No more hypocrisy!

Many years back, my uncle’s colleague was in tears when he described the unreasonable demands made by his daughter’s parents-in-law before, during and immediately after the wedding. My uncle felt really bad that all he could do was to offer his colleague a shoulder to cry on. I remember my uncle giving us a detailed description of the unreasonable demands and telling us how the bride was shocked and disgusted by the behaviour of her parents-in-law.

A few months later, my uncle attended the wedding of the same colleague’s son. My uncle was dismayed to observe his colleague torturing his daughter-in-law’s parents, making almost exactly the same unreasonable demands that his daughter’s parents-in-law had made. What pained my uncle, and all of us, was the fact that his colleague’s daughter, who had been shocked and disgusted by the behaviour of her parents-in-law, seemed to enjoy the spectacle of her parents doing the same things that her parents-in-law had done. Her shock and disgust seemed to have vanished into thin air!

This kind of thing happens all the time.

We are shocked and disgusted when we, or our loved ones, are victims of any form of discrimination.

But how do we react when we, or our loved ones, are perpetrators of the same form of discrimination?

Does our attitude towards any sort of discrimination depend on whether we gain or lose by such discrimination?

At the workplace, all of us like our seniors to treat us as equals, but don’t many of us love to boss over our juniors?

How many parents can claim that they genuinely try to treat their daughters-in-law just like they treat their daughters?

Women belonging to ‘upper caste’ families may complain about gender discrimination, but do they speak out against caste discrimination?

How many of us try to ensure that the economically weaker persons in our lives are treated with dignity?

Do we discriminate against certain persons or groups, particularly when we think nobody else will know about it and/or when we think we can get away with it?

Are we shocked and disgusted when we, or our loved ones, are perpetrators of discrimination?

Or are we shocked and disgusted only when we, or our loved ones, are victims of discrimination?

Let us all try to remove all kinds of discrimination, irrespective of whether we, or our loved ones, are victims or perpetrators.

Let us stop being hypocrites.

(This post was originally published on Nov 23, 2013.)

Humanism

Many people sincerely try to bring about social change by fighting against discrimination. Some of them are full-time activists, while the rest engage in activism in the course of their daily lives.

I admire all such people, but I have noticed that many, maybe most of them focus only on those forms of discrimination where they are victims themselves.

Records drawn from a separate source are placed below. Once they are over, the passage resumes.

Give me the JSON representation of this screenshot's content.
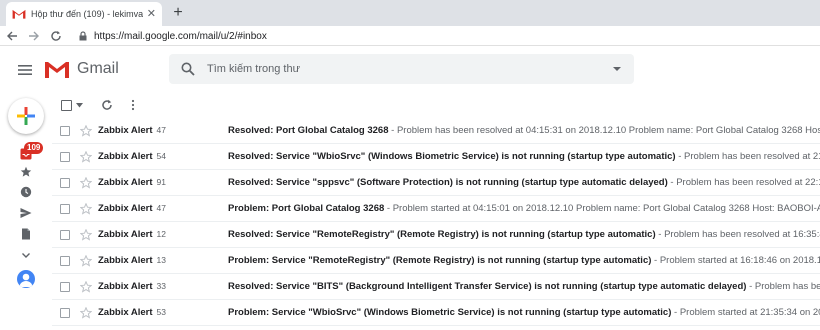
{
  "browser": {
    "tab_title": "Hộp thư đến (109) - lekimvanmi",
    "new_tab_symbol": "+",
    "url": "https://mail.google.com/mail/u/2/#inbox"
  },
  "gmail": {
    "product_name": "Gmail",
    "search_placeholder": "Tìm kiếm trong thư",
    "inbox_badge": "109"
  },
  "colors": {
    "brand_red": "#d93025",
    "compose_blue": "#4285f4",
    "compose_green": "#34a853",
    "compose_yellow": "#fbbc04"
  },
  "rail_icons": [
    "inbox-icon",
    "star-icon",
    "clock-icon",
    "send-icon",
    "draft-icon",
    "chevron-down-icon"
  ],
  "emails": [
    {
      "sender": "Zabbix Alert",
      "count": "47",
      "subject": "Resolved: Port Global Catalog 3268",
      "snippet": " - Problem has been resolved at 04:15:31 on 2018.12.10 Problem name: Port Global Catalog 3268 Host: BAO"
    },
    {
      "sender": "Zabbix Alert",
      "count": "54",
      "subject": "Resolved: Service \"WbioSrvc\" (Windows Biometric Service) is not running (startup type automatic)",
      "snippet": " - Problem has been resolved at 21:44:34 on"
    },
    {
      "sender": "Zabbix Alert",
      "count": "91",
      "subject": "Resolved: Service \"sppsvc\" (Software Protection) is not running (startup type automatic delayed)",
      "snippet": " - Problem has been resolved at 22:11:27 on"
    },
    {
      "sender": "Zabbix Alert",
      "count": "47",
      "subject": "Problem: Port Global Catalog 3268",
      "snippet": " - Problem started at 04:15:01 on 2018.12.10 Problem name: Port Global Catalog 3268 Host: BAOBOI-AD01 S"
    },
    {
      "sender": "Zabbix Alert",
      "count": "12",
      "subject": "Resolved: Service \"RemoteRegistry\" (Remote Registry) is not running (startup type automatic)",
      "snippet": " - Problem has been resolved at 16:35:46 on 2018"
    },
    {
      "sender": "Zabbix Alert",
      "count": "13",
      "subject": "Problem: Service \"RemoteRegistry\" (Remote Registry) is not running (startup type automatic)",
      "snippet": " - Problem started at 16:18:46 on 2018.12.10 P"
    },
    {
      "sender": "Zabbix Alert",
      "count": "33",
      "subject": "Resolved: Service \"BITS\" (Background Intelligent Transfer Service) is not running (startup type automatic delayed)",
      "snippet": " - Problem has been resolve"
    },
    {
      "sender": "Zabbix Alert",
      "count": "53",
      "subject": "Problem: Service \"WbioSrvc\" (Windows Biometric Service) is not running (startup type automatic)",
      "snippet": " - Problem started at 21:35:34 on 2018.12.09"
    }
  ]
}
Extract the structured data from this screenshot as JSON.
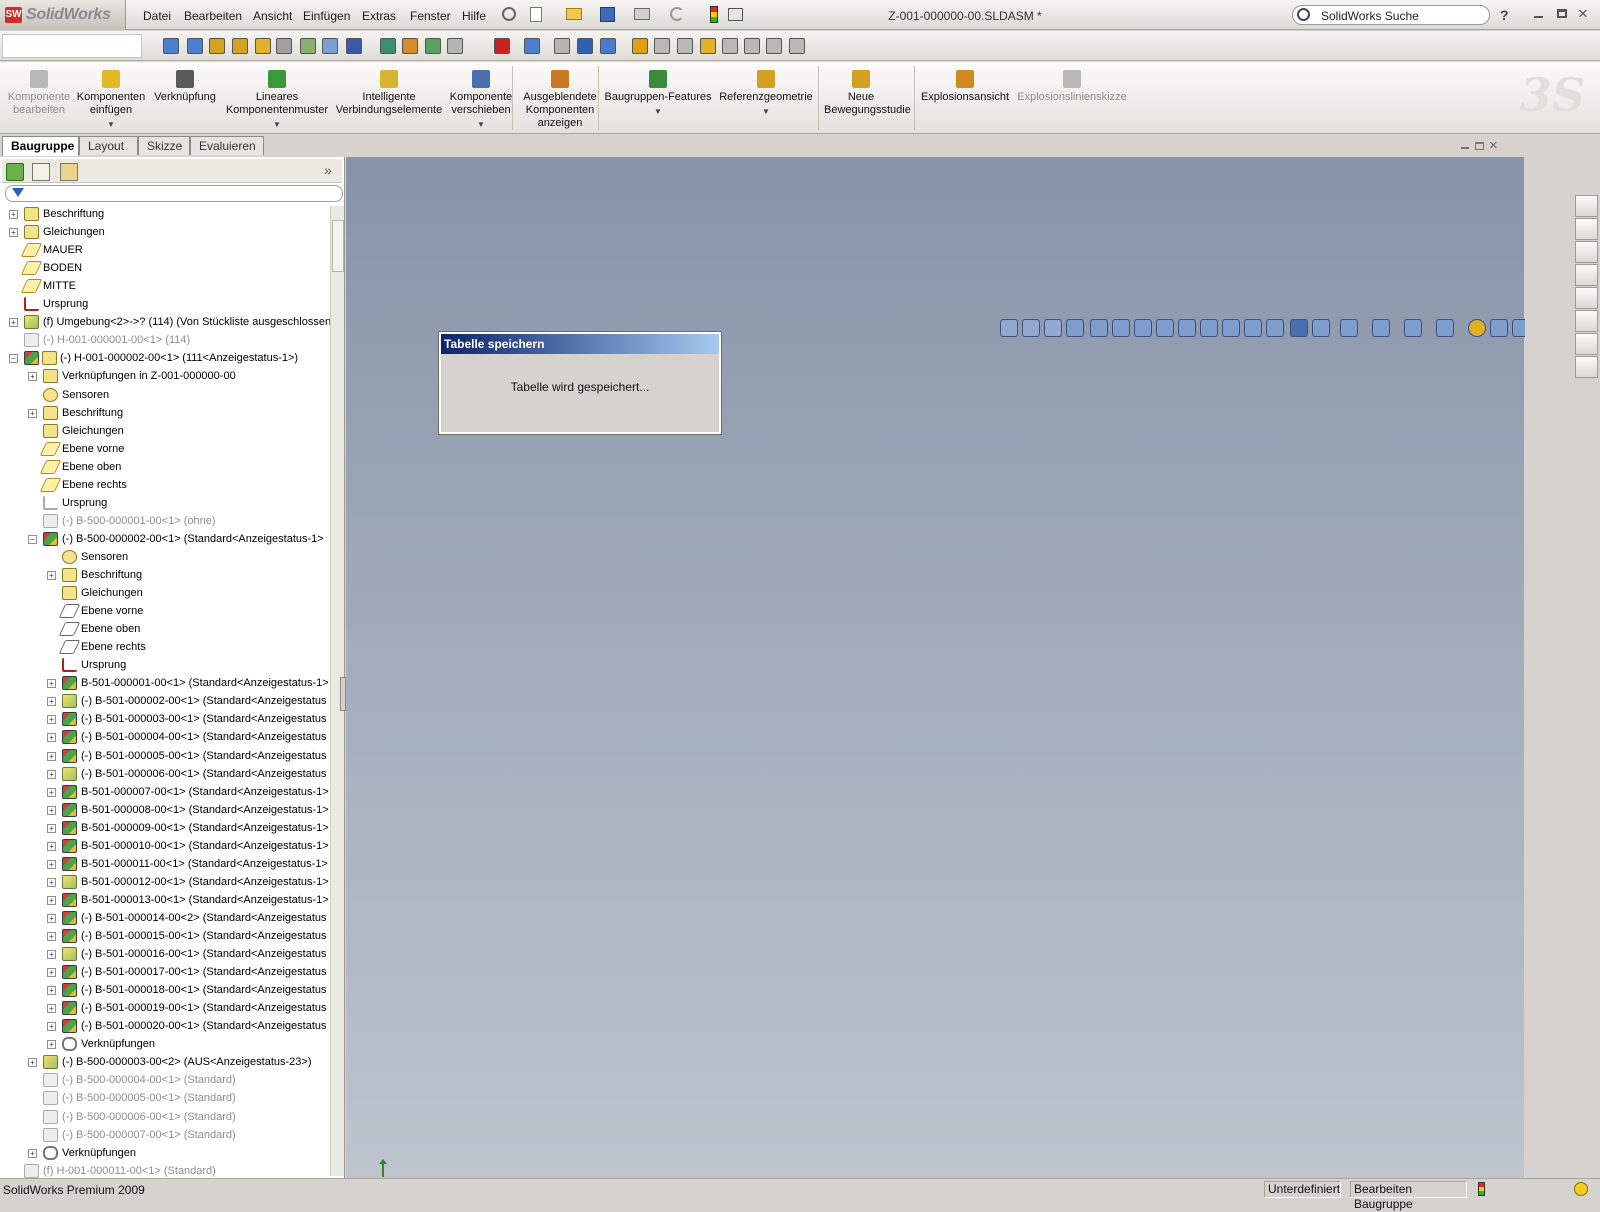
{
  "app": {
    "name": "SolidWorks",
    "logo": "SW",
    "document_title": "Z-001-000000-00.SLDASM *"
  },
  "menu": [
    "Datei",
    "Bearbeiten",
    "Ansicht",
    "Einfügen",
    "Extras",
    "Fenster",
    "Hilfe"
  ],
  "search": {
    "label": "SolidWorks Suche",
    "help": "?"
  },
  "command_manager": [
    {
      "label": "Komponente\nbearbeiten",
      "disabled": true,
      "icon": "edit-component-icon"
    },
    {
      "label": "Komponenten\neinfügen",
      "disabled": false,
      "icon": "insert-components-icon",
      "dropdown": true
    },
    {
      "label": "Verknüpfung",
      "disabled": false,
      "icon": "mate-icon"
    },
    {
      "label": "Lineares\nKomponentenmuster",
      "disabled": false,
      "icon": "linear-pattern-icon",
      "dropdown": true
    },
    {
      "label": "Intelligente\nVerbindungselemente",
      "disabled": false,
      "icon": "smart-fasteners-icon"
    },
    {
      "label": "Komponente\nverschieben",
      "disabled": false,
      "icon": "move-component-icon",
      "dropdown": true
    },
    {
      "label": "Ausgeblendete\nKomponenten\nanzeigen",
      "disabled": false,
      "icon": "show-hidden-icon"
    },
    {
      "label": "Baugruppen-Features",
      "disabled": false,
      "icon": "assembly-features-icon",
      "dropdown": true
    },
    {
      "label": "Referenzgeometrie",
      "disabled": false,
      "icon": "reference-geometry-icon",
      "dropdown": true
    },
    {
      "label": "Neue\nBewegungsstudie",
      "disabled": false,
      "icon": "motion-study-icon"
    },
    {
      "label": "Explosionsansicht",
      "disabled": false,
      "icon": "exploded-view-icon"
    },
    {
      "label": "Explosionslinienskizze",
      "disabled": true,
      "icon": "explode-line-sketch-icon"
    }
  ],
  "tabs": [
    "Baugruppe",
    "Layout",
    "Skizze",
    "Evaluieren"
  ],
  "tree": [
    {
      "label": "Beschriftung",
      "indent": 0,
      "exp": "+",
      "icon": "annotation",
      "dim": false
    },
    {
      "label": "Gleichungen",
      "indent": 0,
      "exp": "+",
      "icon": "equation",
      "dim": false
    },
    {
      "label": "MAUER",
      "indent": 0,
      "exp": "",
      "icon": "plane",
      "dim": false
    },
    {
      "label": "BODEN",
      "indent": 0,
      "exp": "",
      "icon": "plane",
      "dim": false
    },
    {
      "label": "MITTE",
      "indent": 0,
      "exp": "",
      "icon": "plane",
      "dim": false
    },
    {
      "label": "Ursprung",
      "indent": 0,
      "exp": "",
      "icon": "origin",
      "dim": false
    },
    {
      "label": "(f) Umgebung<2>->? (114) (Von Stückliste ausgeschlossen",
      "indent": 0,
      "exp": "+",
      "icon": "part",
      "dim": false
    },
    {
      "label": "(-) H-001-000001-00<1> (114)",
      "indent": 0,
      "exp": "",
      "icon": "suppressed",
      "dim": true
    },
    {
      "label": "(-) H-001-000002-00<1> (111<Anzeigestatus-1>)",
      "indent": 0,
      "exp": "-",
      "icon": "assembly",
      "dim": false
    },
    {
      "label": "Verknüpfungen in Z-001-000000-00",
      "indent": 1,
      "exp": "+",
      "icon": "mates",
      "dim": false
    },
    {
      "label": "Sensoren",
      "indent": 1,
      "exp": "",
      "icon": "sensor",
      "dim": false
    },
    {
      "label": "Beschriftung",
      "indent": 1,
      "exp": "+",
      "icon": "annotation",
      "dim": false
    },
    {
      "label": "Gleichungen",
      "indent": 1,
      "exp": "",
      "icon": "equation",
      "dim": false
    },
    {
      "label": "Ebene vorne",
      "indent": 1,
      "exp": "",
      "icon": "plane",
      "dim": false
    },
    {
      "label": "Ebene oben",
      "indent": 1,
      "exp": "",
      "icon": "plane",
      "dim": false
    },
    {
      "label": "Ebene rechts",
      "indent": 1,
      "exp": "",
      "icon": "plane",
      "dim": false
    },
    {
      "label": "Ursprung",
      "indent": 1,
      "exp": "",
      "icon": "origin-dim",
      "dim": false
    },
    {
      "label": "(-) B-500-000001-00<1> (ohne)",
      "indent": 1,
      "exp": "",
      "icon": "suppressed",
      "dim": true
    },
    {
      "label": "(-) B-500-000002-00<1> (Standard<Anzeigestatus-1>",
      "indent": 1,
      "exp": "-",
      "icon": "assembly",
      "dim": false
    },
    {
      "label": "Sensoren",
      "indent": 2,
      "exp": "",
      "icon": "sensor",
      "dim": false
    },
    {
      "label": "Beschriftung",
      "indent": 2,
      "exp": "+",
      "icon": "annotation",
      "dim": false
    },
    {
      "label": "Gleichungen",
      "indent": 2,
      "exp": "",
      "icon": "equation",
      "dim": false
    },
    {
      "label": "Ebene vorne",
      "indent": 2,
      "exp": "",
      "icon": "plane-out",
      "dim": false
    },
    {
      "label": "Ebene oben",
      "indent": 2,
      "exp": "",
      "icon": "plane-out",
      "dim": false
    },
    {
      "label": "Ebene rechts",
      "indent": 2,
      "exp": "",
      "icon": "plane-out",
      "dim": false
    },
    {
      "label": "Ursprung",
      "indent": 2,
      "exp": "",
      "icon": "origin",
      "dim": false
    },
    {
      "label": "B-501-000001-00<1> (Standard<Anzeigestatus-1>",
      "indent": 2,
      "exp": "+",
      "icon": "assembly",
      "dim": false
    },
    {
      "label": "(-) B-501-000002-00<1> (Standard<Anzeigestatus",
      "indent": 2,
      "exp": "+",
      "icon": "part",
      "dim": false
    },
    {
      "label": "(-) B-501-000003-00<1> (Standard<Anzeigestatus",
      "indent": 2,
      "exp": "+",
      "icon": "assembly",
      "dim": false
    },
    {
      "label": "(-) B-501-000004-00<1> (Standard<Anzeigestatus",
      "indent": 2,
      "exp": "+",
      "icon": "assembly",
      "dim": false
    },
    {
      "label": "(-) B-501-000005-00<1> (Standard<Anzeigestatus",
      "indent": 2,
      "exp": "+",
      "icon": "assembly",
      "dim": false
    },
    {
      "label": "(-) B-501-000006-00<1> (Standard<Anzeigestatus",
      "indent": 2,
      "exp": "+",
      "icon": "part",
      "dim": false
    },
    {
      "label": "B-501-000007-00<1> (Standard<Anzeigestatus-1>",
      "indent": 2,
      "exp": "+",
      "icon": "assembly",
      "dim": false
    },
    {
      "label": "B-501-000008-00<1> (Standard<Anzeigestatus-1>",
      "indent": 2,
      "exp": "+",
      "icon": "assembly",
      "dim": false
    },
    {
      "label": "B-501-000009-00<1> (Standard<Anzeigestatus-1>",
      "indent": 2,
      "exp": "+",
      "icon": "assembly",
      "dim": false
    },
    {
      "label": "B-501-000010-00<1> (Standard<Anzeigestatus-1>",
      "indent": 2,
      "exp": "+",
      "icon": "assembly",
      "dim": false
    },
    {
      "label": "B-501-000011-00<1> (Standard<Anzeigestatus-1>",
      "indent": 2,
      "exp": "+",
      "icon": "assembly",
      "dim": false
    },
    {
      "label": "B-501-000012-00<1> (Standard<Anzeigestatus-1>",
      "indent": 2,
      "exp": "+",
      "icon": "part",
      "dim": false
    },
    {
      "label": "B-501-000013-00<1> (Standard<Anzeigestatus-1>",
      "indent": 2,
      "exp": "+",
      "icon": "assembly",
      "dim": false
    },
    {
      "label": "(-) B-501-000014-00<2> (Standard<Anzeigestatus",
      "indent": 2,
      "exp": "+",
      "icon": "assembly",
      "dim": false
    },
    {
      "label": "(-) B-501-000015-00<1> (Standard<Anzeigestatus",
      "indent": 2,
      "exp": "+",
      "icon": "assembly",
      "dim": false
    },
    {
      "label": "(-) B-501-000016-00<1> (Standard<Anzeigestatus",
      "indent": 2,
      "exp": "+",
      "icon": "part",
      "dim": false
    },
    {
      "label": "(-) B-501-000017-00<1> (Standard<Anzeigestatus",
      "indent": 2,
      "exp": "+",
      "icon": "assembly",
      "dim": false
    },
    {
      "label": "(-) B-501-000018-00<1> (Standard<Anzeigestatus",
      "indent": 2,
      "exp": "+",
      "icon": "assembly",
      "dim": false
    },
    {
      "label": "(-) B-501-000019-00<1> (Standard<Anzeigestatus",
      "indent": 2,
      "exp": "+",
      "icon": "assembly",
      "dim": false
    },
    {
      "label": "(-) B-501-000020-00<1> (Standard<Anzeigestatus",
      "indent": 2,
      "exp": "+",
      "icon": "assembly",
      "dim": false
    },
    {
      "label": "Verknüpfungen",
      "indent": 2,
      "exp": "+",
      "icon": "mates-clip",
      "dim": false
    },
    {
      "label": "(-) B-500-000003-00<2> (AUS<Anzeigestatus-23>)",
      "indent": 1,
      "exp": "+",
      "icon": "part",
      "dim": false
    },
    {
      "label": "(-) B-500-000004-00<1> (Standard)",
      "indent": 1,
      "exp": "",
      "icon": "suppressed",
      "dim": true
    },
    {
      "label": "(-) B-500-000005-00<1> (Standard)",
      "indent": 1,
      "exp": "",
      "icon": "suppressed",
      "dim": true
    },
    {
      "label": "(-) B-500-000006-00<1> (Standard)",
      "indent": 1,
      "exp": "",
      "icon": "suppressed",
      "dim": true
    },
    {
      "label": "(-) B-500-000007-00<1> (Standard)",
      "indent": 1,
      "exp": "",
      "icon": "suppressed",
      "dim": true
    },
    {
      "label": "Verknüpfungen",
      "indent": 1,
      "exp": "+",
      "icon": "mates-clip",
      "dim": false
    },
    {
      "label": "(f) H-001-000011-00<1> (Standard)",
      "indent": 0,
      "exp": "",
      "icon": "suppressed",
      "dim": true
    }
  ],
  "dialog": {
    "title": "Tabelle speichern",
    "message": "Tabelle wird gespeichert..."
  },
  "status": {
    "left": "SolidWorks Premium 2009",
    "state": "Unterdefiniert",
    "mode": "Bearbeiten Baugruppe"
  },
  "colors": {
    "viewport_top": "#8794a8",
    "viewport_bottom": "#bec4ce",
    "dialog_caption": "#0a246a",
    "accent_red": "#d32b2b"
  }
}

They do not seem to be bothered about those forms of discrimination where they have the upper hand.

For example, men belonging to ‘lower caste’ families may fight against caste discrimination, but may condone or perhaps practise gender discrimination against the women in their families.

Or women belonging to ‘upper caste’ families may fight against gender discrimination, but may condone or perhaps practise caste discrimination against other women and men.

Do we all genuinely try to behave and speak respectfully with people who are economically weaker than us, such as domestic help, watchman, liftman, driver, etc.?

Don’t many of us look down on people whose knowledge of English is not as good as ours, and admire people whose knowledge of English is better than ours?

Why can’t those of us who fight against those forms of discrimination where we are victims, also fight against all those forms of discrimination where we have the upper hand?

Why can’t we practise Humanism?

(Humanism is defined by Oxford Dictionaries as: A rationalist outlook or system of thought attaching prime importance to human rather than divine or supernatural matters.

Inspired by the definition of Feminism (The advocacy of women’s rights on the ground of the equality of the sexes), I would like to add my own definition:
Humanism: The advocacy of the rights of all human beings on the ground that they are equal.)